===== Material shown

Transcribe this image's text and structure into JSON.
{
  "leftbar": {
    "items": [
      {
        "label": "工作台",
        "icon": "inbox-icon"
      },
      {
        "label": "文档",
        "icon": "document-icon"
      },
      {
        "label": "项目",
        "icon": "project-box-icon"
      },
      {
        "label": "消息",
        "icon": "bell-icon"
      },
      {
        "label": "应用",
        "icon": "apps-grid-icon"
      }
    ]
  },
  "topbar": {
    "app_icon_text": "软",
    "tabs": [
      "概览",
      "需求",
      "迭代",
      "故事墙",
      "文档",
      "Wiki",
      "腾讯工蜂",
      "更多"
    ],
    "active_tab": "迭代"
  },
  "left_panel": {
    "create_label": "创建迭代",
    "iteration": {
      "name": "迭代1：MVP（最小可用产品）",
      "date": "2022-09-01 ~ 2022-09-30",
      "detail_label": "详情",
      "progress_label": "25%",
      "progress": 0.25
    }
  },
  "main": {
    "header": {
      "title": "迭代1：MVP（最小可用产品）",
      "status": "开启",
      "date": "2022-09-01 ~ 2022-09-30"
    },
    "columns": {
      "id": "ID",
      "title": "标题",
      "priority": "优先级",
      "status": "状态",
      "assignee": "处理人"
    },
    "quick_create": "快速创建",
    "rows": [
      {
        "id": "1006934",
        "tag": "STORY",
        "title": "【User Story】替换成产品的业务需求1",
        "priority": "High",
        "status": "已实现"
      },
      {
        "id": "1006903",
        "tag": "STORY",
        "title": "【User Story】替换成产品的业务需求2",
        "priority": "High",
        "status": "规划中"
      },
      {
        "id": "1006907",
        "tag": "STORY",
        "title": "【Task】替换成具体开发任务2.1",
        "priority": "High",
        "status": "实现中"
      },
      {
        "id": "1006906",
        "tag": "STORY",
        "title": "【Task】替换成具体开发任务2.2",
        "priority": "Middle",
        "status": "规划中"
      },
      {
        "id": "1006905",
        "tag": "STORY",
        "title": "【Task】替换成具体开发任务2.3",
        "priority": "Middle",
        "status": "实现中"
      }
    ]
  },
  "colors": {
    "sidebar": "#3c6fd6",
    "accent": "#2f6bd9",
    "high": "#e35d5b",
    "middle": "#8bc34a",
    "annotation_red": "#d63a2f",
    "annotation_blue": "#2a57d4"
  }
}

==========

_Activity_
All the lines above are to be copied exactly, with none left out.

_Response_
Transcribe this image's text and structure into JSON.
{
  "leftbar": {
    "items": [
      {
        "label": "工作台",
        "icon": "inbox-icon"
      },
      {
        "label": "文档",
        "icon": "document-icon"
      },
      {
        "label": "项目",
        "icon": "project-box-icon"
      },
      {
        "label": "消息",
        "icon": "bell-icon"
      },
      {
        "label": "应用",
        "icon": "apps-grid-icon"
      }
    ]
  },
  "topbar": {
    "app_icon_text": "软",
    "tabs": [
      "概览",
      "需求",
      "迭代",
      "故事墙",
      "文档",
      "Wiki",
      "腾讯工蜂",
      "更多"
    ],
    "active_tab": "迭代"
  },
  "left_panel": {
    "create_label": "创建迭代",
    "iteration": {
      "name": "迭代1：MVP（最小可用产品）",
      "date": "2022-09-01 ~ 2022-09-30",
      "detail_label": "详情",
      "progress_label": "25%",
      "progress": 0.25
    }
  },
  "main": {
    "header": {
      "title": "迭代1：MVP（最小可用产品）",
      "status": "开启",
      "date": "2022-09-01 ~ 2022-09-30"
    },
    "columns": {
      "id": "ID",
      "title": "标题",
      "priority": "优先级",
      "status": "状态",
      "assignee": "处理人"
    },
    "quick_create": "快速创建",
    "rows": [
      {
        "id": "1006934",
        "tag": "STORY",
        "title": "【User Story】替换成产品的业务需求1",
        "priority": "High",
        "status": "已实现"
      },
      {
        "id": "1006903",
        "tag": "STORY",
        "title": "【User Story】替换成产品的业务需求2",
        "priority": "High",
        "status": "规划中"
      },
      {
        "id": "1006907",
        "tag": "STORY",
        "title": "【Task】替换成具体开发任务2.1",
        "priority": "High",
        "status": "实现中"
      },
      {
        "id": "1006906",
        "tag": "STORY",
        "title": "【Task】替换成具体开发任务2.2",
        "priority": "Middle",
        "status": "规划中"
      },
      {
        "id": "1006905",
        "tag": "STORY",
        "title": "【Task】替换成具体开发任务2.3",
        "priority": "Middle",
        "status": "实现中"
      }
    ]
  },
  "colors": {
    "sidebar": "#3c6fd6",
    "accent": "#2f6bd9",
    "high": "#e35d5b",
    "middle": "#8bc34a",
    "annotation_red": "#d63a2f",
    "annotation_blue": "#2a57d4"
  }
}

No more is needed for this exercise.